> [Records shown]
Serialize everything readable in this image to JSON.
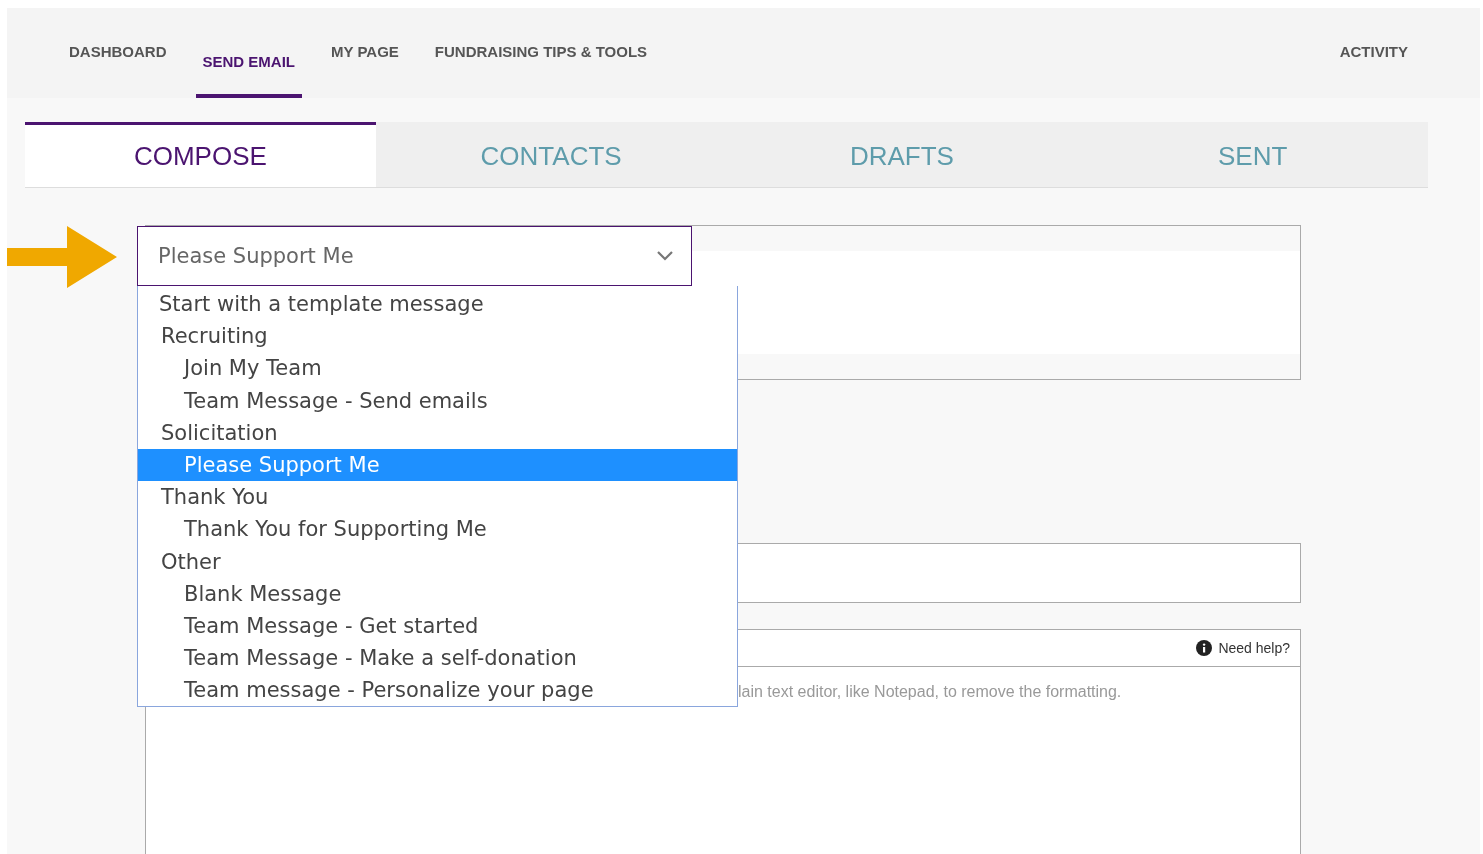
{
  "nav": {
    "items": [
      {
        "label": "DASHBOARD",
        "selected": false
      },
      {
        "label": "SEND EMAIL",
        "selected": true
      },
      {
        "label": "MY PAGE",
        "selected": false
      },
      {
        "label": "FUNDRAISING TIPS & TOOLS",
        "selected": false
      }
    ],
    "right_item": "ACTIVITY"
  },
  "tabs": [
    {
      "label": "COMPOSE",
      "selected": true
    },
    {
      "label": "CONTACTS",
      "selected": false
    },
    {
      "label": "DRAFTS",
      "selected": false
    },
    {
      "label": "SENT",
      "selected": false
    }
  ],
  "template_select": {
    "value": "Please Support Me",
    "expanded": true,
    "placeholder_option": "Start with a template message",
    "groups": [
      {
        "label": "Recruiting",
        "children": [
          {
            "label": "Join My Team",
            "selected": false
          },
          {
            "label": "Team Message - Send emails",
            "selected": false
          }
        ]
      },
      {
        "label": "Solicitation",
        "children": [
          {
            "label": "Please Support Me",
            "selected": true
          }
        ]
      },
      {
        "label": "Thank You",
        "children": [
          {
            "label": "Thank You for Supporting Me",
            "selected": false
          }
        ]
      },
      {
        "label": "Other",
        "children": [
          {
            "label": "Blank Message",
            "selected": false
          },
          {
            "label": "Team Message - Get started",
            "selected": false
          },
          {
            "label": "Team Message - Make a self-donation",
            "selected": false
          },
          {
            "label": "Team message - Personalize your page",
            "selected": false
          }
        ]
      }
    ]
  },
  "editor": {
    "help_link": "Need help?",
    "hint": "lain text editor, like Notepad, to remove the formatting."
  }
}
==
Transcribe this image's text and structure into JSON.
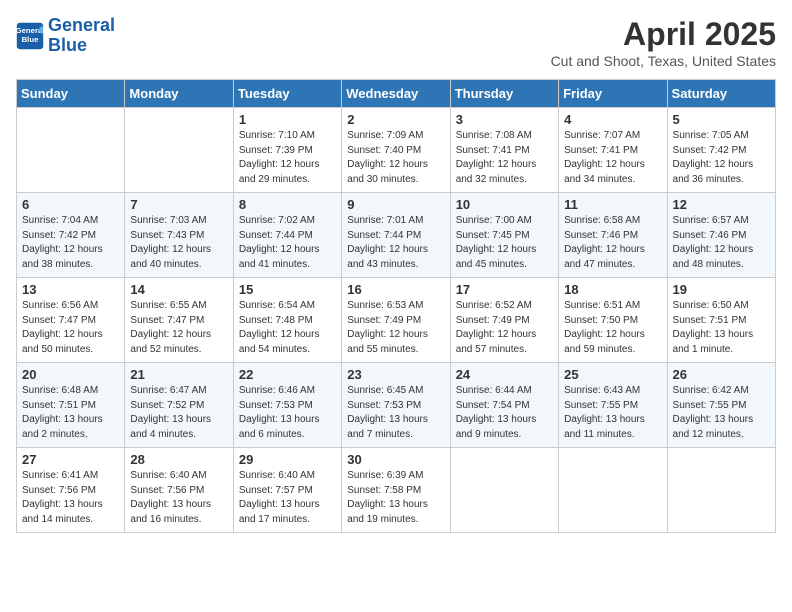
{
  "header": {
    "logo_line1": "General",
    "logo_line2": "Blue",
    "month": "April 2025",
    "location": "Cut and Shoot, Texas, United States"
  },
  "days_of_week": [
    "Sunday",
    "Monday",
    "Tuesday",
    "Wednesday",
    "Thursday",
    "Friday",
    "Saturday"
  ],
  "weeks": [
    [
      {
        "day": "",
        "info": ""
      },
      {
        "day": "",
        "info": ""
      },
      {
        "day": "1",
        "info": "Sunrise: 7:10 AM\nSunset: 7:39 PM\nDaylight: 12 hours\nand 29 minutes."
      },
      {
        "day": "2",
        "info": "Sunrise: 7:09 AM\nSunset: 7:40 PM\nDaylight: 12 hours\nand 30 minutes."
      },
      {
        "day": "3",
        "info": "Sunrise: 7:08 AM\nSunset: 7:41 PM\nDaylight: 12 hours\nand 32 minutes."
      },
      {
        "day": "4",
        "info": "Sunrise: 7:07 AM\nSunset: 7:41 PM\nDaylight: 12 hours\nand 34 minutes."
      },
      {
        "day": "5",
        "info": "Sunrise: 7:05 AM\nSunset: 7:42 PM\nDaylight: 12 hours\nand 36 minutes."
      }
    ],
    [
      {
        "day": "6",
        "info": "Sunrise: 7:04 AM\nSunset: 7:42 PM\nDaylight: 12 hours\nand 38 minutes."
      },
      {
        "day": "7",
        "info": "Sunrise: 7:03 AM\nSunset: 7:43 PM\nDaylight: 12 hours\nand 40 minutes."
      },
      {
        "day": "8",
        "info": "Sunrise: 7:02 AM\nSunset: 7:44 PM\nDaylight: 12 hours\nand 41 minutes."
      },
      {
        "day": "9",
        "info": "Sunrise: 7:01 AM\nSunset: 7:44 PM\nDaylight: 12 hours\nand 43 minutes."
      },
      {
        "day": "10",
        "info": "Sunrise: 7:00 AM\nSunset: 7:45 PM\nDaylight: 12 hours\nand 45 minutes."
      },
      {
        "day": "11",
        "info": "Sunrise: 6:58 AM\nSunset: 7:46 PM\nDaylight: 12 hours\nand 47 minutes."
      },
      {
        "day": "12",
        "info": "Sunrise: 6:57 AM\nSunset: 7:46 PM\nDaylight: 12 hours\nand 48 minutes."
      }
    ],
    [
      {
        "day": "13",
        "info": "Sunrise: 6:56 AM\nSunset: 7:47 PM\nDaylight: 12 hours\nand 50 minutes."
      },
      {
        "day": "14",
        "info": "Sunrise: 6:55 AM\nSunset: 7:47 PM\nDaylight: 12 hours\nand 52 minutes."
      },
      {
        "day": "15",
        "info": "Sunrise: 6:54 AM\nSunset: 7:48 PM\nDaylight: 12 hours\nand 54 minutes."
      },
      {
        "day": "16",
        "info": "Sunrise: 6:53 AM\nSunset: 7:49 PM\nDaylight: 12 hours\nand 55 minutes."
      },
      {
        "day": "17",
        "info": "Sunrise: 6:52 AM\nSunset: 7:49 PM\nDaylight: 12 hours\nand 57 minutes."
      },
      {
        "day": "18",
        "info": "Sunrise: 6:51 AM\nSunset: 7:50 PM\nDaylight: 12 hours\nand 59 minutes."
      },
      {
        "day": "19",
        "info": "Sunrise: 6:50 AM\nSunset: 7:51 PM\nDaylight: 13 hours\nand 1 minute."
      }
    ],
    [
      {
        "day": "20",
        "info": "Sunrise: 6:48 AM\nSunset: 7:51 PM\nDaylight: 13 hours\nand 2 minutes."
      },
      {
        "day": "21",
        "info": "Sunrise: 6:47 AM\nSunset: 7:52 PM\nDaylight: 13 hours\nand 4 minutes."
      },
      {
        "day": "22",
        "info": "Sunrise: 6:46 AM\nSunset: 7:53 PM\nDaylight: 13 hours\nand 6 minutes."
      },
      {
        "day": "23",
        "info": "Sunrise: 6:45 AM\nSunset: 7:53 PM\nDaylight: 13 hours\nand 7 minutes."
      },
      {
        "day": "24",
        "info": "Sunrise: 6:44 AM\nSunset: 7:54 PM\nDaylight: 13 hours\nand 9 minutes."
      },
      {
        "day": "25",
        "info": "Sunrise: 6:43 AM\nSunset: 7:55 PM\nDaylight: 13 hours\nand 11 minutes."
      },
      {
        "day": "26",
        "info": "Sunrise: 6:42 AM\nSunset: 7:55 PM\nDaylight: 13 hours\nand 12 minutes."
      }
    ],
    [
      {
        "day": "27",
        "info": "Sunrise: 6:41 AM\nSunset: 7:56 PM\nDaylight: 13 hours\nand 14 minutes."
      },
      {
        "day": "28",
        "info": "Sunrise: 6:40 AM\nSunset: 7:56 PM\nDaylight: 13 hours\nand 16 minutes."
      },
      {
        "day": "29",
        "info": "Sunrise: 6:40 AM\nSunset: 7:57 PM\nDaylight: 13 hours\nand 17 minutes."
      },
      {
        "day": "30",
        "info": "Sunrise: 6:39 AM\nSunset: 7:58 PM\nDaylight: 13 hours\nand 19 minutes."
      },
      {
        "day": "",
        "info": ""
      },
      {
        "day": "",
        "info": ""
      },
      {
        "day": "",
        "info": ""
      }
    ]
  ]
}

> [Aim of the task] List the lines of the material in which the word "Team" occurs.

> [Result for this exercise]
            "label": "Join My Team",
            "label": "Team Message - Send emails",
            "label": "Team Message - Get started",
            "label": "Team Message - Make a self-donation",
            "label": "Team message - Personalize your page",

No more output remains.